THE PROBLEM — If a line of the listing below contains the string "placeholder", count it, then give the total by itself.

DATA UNDER STUDY —
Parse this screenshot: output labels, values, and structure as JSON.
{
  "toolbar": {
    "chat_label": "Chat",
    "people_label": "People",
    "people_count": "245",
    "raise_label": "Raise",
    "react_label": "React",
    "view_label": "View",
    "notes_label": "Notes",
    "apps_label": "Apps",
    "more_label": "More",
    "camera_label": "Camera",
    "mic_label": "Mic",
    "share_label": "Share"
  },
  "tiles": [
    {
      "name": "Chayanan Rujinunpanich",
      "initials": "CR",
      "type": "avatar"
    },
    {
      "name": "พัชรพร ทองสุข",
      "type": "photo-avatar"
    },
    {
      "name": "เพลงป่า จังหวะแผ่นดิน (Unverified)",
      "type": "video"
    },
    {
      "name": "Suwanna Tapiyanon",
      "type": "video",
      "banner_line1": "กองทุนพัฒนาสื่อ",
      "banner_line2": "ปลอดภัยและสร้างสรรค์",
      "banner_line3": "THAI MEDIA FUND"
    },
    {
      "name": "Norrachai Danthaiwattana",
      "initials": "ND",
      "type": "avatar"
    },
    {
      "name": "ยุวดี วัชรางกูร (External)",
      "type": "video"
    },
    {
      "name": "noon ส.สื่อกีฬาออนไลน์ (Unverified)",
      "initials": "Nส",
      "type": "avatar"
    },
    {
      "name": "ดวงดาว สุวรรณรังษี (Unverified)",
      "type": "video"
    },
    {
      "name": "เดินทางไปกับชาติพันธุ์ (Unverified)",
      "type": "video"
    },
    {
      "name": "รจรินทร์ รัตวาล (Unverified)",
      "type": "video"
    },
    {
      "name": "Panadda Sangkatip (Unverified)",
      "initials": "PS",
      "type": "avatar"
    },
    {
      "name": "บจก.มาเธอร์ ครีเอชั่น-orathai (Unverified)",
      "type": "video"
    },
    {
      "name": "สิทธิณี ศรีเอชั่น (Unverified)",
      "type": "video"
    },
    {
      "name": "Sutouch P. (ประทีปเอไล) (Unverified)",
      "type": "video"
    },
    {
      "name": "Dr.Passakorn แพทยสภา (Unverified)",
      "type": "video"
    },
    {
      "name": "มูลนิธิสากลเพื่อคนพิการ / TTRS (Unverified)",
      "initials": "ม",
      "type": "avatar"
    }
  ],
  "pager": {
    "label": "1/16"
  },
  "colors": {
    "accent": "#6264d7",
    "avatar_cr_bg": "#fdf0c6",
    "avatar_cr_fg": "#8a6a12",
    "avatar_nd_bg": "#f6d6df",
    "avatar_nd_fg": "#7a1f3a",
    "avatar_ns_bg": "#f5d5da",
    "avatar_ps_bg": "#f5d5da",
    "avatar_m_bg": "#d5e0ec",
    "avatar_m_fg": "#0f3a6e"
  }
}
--
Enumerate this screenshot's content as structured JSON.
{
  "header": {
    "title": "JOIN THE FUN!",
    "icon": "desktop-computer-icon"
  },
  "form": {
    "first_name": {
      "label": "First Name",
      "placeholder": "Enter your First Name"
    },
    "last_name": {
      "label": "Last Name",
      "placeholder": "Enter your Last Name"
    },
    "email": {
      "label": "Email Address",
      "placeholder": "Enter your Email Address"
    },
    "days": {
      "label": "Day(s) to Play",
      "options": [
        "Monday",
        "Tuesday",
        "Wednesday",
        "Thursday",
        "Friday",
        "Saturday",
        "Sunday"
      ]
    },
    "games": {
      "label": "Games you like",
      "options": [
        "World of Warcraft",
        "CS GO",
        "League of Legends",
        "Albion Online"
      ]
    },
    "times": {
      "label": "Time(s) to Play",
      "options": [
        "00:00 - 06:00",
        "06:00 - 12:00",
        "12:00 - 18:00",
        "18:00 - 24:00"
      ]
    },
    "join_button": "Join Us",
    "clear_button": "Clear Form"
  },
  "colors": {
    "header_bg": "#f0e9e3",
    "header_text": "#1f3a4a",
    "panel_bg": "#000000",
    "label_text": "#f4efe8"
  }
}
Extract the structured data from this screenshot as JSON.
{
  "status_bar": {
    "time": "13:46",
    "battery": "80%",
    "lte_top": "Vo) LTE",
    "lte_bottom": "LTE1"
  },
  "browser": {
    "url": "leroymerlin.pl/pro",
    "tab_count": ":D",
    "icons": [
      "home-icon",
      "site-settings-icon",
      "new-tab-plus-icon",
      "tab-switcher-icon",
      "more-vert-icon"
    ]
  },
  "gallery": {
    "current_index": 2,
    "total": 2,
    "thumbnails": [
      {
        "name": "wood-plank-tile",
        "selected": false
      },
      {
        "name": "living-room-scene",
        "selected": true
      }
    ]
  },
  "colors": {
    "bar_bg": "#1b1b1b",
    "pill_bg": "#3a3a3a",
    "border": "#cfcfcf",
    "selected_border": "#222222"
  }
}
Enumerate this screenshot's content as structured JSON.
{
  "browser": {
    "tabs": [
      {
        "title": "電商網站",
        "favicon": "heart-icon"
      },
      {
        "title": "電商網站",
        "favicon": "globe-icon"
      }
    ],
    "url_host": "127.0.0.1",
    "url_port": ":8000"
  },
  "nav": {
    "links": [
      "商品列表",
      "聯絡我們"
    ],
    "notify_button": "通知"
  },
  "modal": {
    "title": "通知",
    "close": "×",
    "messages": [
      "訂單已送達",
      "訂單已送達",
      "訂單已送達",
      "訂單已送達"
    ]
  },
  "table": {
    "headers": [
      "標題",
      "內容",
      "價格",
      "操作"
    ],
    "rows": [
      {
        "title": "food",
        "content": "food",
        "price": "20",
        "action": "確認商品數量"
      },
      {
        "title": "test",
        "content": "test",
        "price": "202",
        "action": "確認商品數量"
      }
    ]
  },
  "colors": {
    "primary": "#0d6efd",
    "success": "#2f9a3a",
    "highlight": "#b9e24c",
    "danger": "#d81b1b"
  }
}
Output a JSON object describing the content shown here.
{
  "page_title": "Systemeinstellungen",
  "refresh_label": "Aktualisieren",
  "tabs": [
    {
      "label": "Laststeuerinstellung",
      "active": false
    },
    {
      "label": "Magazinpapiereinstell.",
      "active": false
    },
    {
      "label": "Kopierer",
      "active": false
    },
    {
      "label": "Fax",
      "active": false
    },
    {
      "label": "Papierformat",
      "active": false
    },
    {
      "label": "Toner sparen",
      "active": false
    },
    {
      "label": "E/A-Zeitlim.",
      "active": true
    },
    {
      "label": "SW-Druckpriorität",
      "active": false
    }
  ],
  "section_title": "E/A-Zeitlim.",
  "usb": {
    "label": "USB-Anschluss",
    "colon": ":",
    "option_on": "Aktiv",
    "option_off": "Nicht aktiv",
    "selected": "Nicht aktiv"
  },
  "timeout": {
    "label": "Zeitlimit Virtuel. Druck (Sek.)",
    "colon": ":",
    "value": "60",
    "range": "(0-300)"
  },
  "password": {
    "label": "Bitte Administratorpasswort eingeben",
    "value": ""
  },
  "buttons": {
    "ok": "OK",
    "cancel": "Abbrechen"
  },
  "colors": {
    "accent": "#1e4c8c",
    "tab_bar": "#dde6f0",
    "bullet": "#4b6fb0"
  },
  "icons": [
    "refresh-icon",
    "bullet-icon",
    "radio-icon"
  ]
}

ANSWER BOX — 3